Requirement:
Only the total should be returned: the number of lines in the data that hold the string "serveur".

▽

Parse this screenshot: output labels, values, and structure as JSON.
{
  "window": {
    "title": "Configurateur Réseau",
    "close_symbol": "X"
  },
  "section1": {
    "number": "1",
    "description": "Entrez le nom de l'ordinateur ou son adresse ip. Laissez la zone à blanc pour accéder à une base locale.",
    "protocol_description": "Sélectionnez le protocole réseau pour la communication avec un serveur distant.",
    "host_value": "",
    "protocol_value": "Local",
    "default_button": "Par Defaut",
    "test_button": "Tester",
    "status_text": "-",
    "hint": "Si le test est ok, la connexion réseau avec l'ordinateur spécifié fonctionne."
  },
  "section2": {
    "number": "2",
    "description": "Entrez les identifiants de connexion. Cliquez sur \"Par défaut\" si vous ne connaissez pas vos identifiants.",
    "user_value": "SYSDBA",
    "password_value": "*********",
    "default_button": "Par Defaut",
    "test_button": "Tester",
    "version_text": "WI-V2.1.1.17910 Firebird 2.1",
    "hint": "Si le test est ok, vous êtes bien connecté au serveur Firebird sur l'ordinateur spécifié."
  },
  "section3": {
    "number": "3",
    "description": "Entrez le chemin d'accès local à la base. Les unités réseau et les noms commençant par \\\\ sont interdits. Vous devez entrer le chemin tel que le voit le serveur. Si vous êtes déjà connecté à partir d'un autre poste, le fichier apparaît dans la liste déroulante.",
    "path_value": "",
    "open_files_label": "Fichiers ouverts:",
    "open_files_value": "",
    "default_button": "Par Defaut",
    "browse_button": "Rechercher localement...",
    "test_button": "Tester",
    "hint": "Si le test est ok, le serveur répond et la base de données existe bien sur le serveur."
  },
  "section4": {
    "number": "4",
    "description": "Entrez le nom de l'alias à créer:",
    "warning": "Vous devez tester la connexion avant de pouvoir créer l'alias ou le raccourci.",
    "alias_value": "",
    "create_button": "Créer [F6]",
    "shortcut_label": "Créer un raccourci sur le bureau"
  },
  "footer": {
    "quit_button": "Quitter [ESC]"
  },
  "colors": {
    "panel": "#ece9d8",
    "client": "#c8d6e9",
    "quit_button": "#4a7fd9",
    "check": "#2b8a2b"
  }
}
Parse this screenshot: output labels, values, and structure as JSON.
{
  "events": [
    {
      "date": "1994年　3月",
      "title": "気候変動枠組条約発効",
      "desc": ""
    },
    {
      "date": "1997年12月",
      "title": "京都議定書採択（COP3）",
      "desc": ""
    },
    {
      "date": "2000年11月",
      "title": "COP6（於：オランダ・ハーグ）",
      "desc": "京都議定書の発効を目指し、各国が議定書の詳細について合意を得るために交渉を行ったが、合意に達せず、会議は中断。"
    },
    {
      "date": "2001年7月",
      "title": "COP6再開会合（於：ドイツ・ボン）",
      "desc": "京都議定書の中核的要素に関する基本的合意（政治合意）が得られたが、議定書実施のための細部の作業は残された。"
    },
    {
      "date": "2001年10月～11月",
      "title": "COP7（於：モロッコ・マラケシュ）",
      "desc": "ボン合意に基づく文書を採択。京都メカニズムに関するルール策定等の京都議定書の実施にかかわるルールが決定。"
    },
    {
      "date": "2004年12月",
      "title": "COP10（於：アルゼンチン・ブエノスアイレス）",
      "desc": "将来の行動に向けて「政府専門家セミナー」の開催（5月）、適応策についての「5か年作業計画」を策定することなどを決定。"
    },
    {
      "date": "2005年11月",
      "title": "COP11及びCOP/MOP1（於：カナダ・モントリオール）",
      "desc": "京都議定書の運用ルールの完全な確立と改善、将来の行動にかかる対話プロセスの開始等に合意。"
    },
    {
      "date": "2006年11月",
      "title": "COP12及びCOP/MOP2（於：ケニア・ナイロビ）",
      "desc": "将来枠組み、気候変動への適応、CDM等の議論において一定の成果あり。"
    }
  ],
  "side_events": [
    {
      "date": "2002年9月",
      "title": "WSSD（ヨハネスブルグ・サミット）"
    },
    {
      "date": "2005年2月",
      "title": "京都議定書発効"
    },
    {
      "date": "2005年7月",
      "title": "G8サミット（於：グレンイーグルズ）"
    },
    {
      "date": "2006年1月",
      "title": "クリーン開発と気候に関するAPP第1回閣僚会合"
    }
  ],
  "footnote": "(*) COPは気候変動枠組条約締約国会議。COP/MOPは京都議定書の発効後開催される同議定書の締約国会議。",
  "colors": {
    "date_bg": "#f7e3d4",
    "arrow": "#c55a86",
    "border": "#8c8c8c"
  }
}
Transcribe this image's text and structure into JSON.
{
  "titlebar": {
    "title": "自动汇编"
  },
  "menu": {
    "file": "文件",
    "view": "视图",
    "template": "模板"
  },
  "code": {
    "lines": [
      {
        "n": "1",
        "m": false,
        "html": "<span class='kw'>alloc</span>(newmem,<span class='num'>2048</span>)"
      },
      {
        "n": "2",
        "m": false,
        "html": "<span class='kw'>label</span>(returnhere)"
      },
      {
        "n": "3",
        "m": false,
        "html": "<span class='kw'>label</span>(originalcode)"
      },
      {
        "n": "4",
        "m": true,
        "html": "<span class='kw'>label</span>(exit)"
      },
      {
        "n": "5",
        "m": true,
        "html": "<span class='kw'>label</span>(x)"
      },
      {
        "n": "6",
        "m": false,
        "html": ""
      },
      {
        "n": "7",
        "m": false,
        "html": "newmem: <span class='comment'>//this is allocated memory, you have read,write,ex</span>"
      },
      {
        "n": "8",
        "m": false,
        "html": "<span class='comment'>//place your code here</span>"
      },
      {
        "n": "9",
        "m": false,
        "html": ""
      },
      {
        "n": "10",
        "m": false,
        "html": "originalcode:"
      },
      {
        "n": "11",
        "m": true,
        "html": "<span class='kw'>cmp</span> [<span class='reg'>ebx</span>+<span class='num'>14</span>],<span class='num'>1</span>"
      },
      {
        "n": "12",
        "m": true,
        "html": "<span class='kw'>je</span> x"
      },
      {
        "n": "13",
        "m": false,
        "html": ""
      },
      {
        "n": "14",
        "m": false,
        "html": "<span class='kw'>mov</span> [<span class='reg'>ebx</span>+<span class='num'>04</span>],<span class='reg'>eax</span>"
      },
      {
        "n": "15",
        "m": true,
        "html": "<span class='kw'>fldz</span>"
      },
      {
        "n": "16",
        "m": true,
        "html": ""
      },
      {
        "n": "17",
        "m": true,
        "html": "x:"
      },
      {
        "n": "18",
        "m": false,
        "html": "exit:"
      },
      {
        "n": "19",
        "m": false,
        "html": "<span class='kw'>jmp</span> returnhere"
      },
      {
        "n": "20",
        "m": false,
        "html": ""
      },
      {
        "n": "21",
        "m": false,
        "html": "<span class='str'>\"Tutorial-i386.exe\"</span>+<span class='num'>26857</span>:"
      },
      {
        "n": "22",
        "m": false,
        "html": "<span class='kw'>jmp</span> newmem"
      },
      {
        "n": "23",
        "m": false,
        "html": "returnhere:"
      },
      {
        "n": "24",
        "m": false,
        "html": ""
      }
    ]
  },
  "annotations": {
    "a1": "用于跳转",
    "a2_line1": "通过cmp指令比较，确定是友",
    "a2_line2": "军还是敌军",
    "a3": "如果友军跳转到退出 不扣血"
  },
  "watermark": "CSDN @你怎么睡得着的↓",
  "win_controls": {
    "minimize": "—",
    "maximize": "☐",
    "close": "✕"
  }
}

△

Reply to the exercise:
4